DESCRIPTION OF THE TASK: Copy out each line of the material below that holds the string "Hospital".
(EXERCISE DATA)
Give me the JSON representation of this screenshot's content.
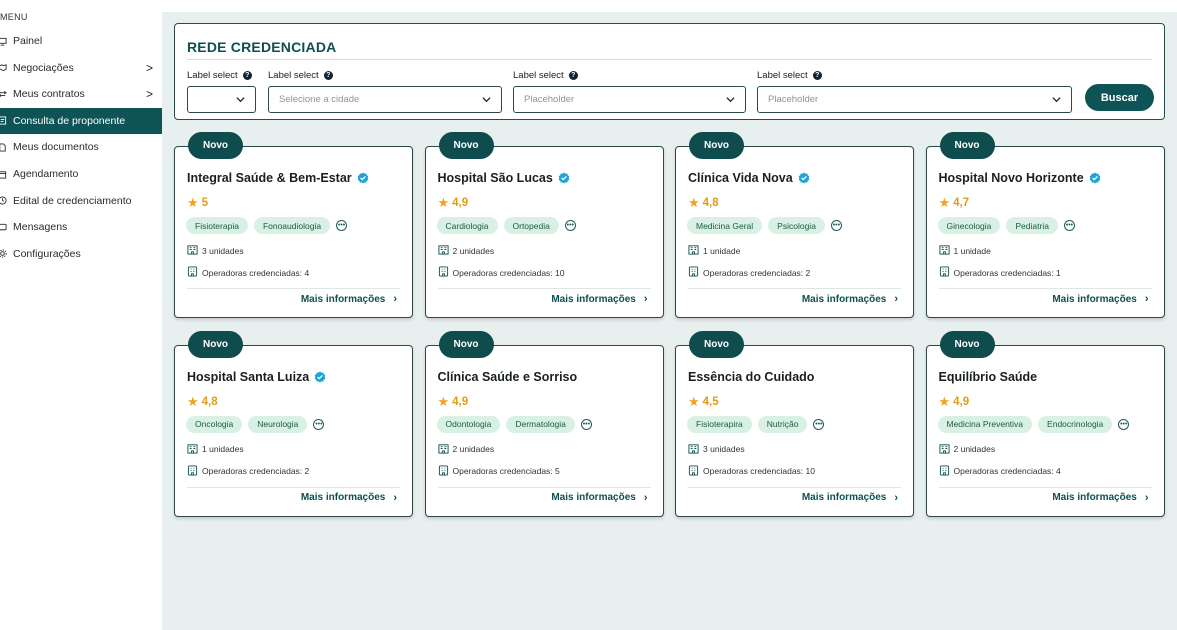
{
  "sidebar": {
    "menu_title": "MENU",
    "items": [
      {
        "label": "Painel",
        "icon": "monitor-icon",
        "chevron": "",
        "active": false
      },
      {
        "label": "Negociações",
        "icon": "handshake-icon",
        "chevron": ">",
        "active": false
      },
      {
        "label": "Meus contratos",
        "icon": "contract-icon",
        "chevron": ">",
        "active": false
      },
      {
        "label": "Consulta de proponente",
        "icon": "document-search-icon",
        "chevron": "",
        "active": true
      },
      {
        "label": "Meus documentos",
        "icon": "document-icon",
        "chevron": "",
        "active": false
      },
      {
        "label": "Agendamento",
        "icon": "calendar-icon",
        "chevron": "",
        "active": false
      },
      {
        "label": "Edital de credenciamento",
        "icon": "clock-icon",
        "chevron": "",
        "active": false
      },
      {
        "label": "Mensagens",
        "icon": "message-icon",
        "chevron": "",
        "active": false
      },
      {
        "label": "Configurações",
        "icon": "gear-icon",
        "chevron": "",
        "active": false
      }
    ]
  },
  "search": {
    "title": "REDE CREDENCIADA",
    "fields": [
      {
        "label": "Label select",
        "value": ""
      },
      {
        "label": "Label select",
        "value": "Selecione a cidade"
      },
      {
        "label": "Label select",
        "value": "Placeholder"
      },
      {
        "label": "Label select",
        "value": "Placeholder"
      }
    ],
    "button": "Buscar"
  },
  "cards": [
    {
      "badge": "Novo",
      "name": "Integral Saúde & Bem-Estar",
      "verified": true,
      "rating": "5",
      "tags": [
        "Fisioterapia",
        "Fonoaudiologia"
      ],
      "units": "3 unidades",
      "operators": "Operadoras credenciadas: 4",
      "more": "Mais informações"
    },
    {
      "badge": "Novo",
      "name": "Hospital São Lucas",
      "verified": true,
      "rating": "4,9",
      "tags": [
        "Cardiologia",
        "Ortopedia"
      ],
      "units": "2 unidades",
      "operators": "Operadoras credenciadas: 10",
      "more": "Mais informações"
    },
    {
      "badge": "Novo",
      "name": "Clínica Vida Nova",
      "verified": true,
      "rating": "4,8",
      "tags": [
        "Medicina Geral",
        "Psicologia"
      ],
      "units": "1 unidade",
      "operators": "Operadoras credenciadas: 2",
      "more": "Mais informações"
    },
    {
      "badge": "Novo",
      "name": "Hospital Novo Horizonte",
      "verified": true,
      "rating": "4,7",
      "tags": [
        "Ginecologia",
        "Pediatria"
      ],
      "units": "1 unidade",
      "operators": "Operadoras credenciadas: 1",
      "more": "Mais informações"
    },
    {
      "badge": "Novo",
      "name": "Hospital Santa Luiza",
      "verified": true,
      "rating": "4,8",
      "tags": [
        "Oncologia",
        "Neurologia"
      ],
      "units": "1 unidades",
      "operators": "Operadoras credenciadas: 2",
      "more": "Mais informações"
    },
    {
      "badge": "Novo",
      "name": "Clínica Saúde e Sorriso",
      "verified": false,
      "rating": "4,9",
      "tags": [
        "Odontologia",
        "Dermatologia"
      ],
      "units": "2 unidades",
      "operators": "Operadoras credenciadas: 5",
      "more": "Mais informações"
    },
    {
      "badge": "Novo",
      "name": "Essência do Cuidado",
      "verified": false,
      "rating": "4,5",
      "tags": [
        "Fisioterapira",
        "Nutrição"
      ],
      "units": "3 unidades",
      "operators": "Operadoras credenciadas: 10",
      "more": "Mais informações"
    },
    {
      "badge": "Novo",
      "name": "Equilíbrio Saúde",
      "verified": false,
      "rating": "4,9",
      "tags": [
        "Medicina Preventiva",
        "Endocrinologia"
      ],
      "units": "2 unidades",
      "operators": "Operadoras credenciadas: 4",
      "more": "Mais informações"
    }
  ],
  "colors": {
    "accent": "#0e5456",
    "badge": "#0e4c4e",
    "star": "#f0a31b",
    "tag_bg": "#d9f0e5",
    "verified": "#1ba4d8",
    "main_bg": "#e8f0ef"
  }
}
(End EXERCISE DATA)
RESULT OF THIS EXERCISE:
      "name": "Hospital São Lucas",
      "name": "Hospital Novo Horizonte",
      "name": "Hospital Santa Luiza",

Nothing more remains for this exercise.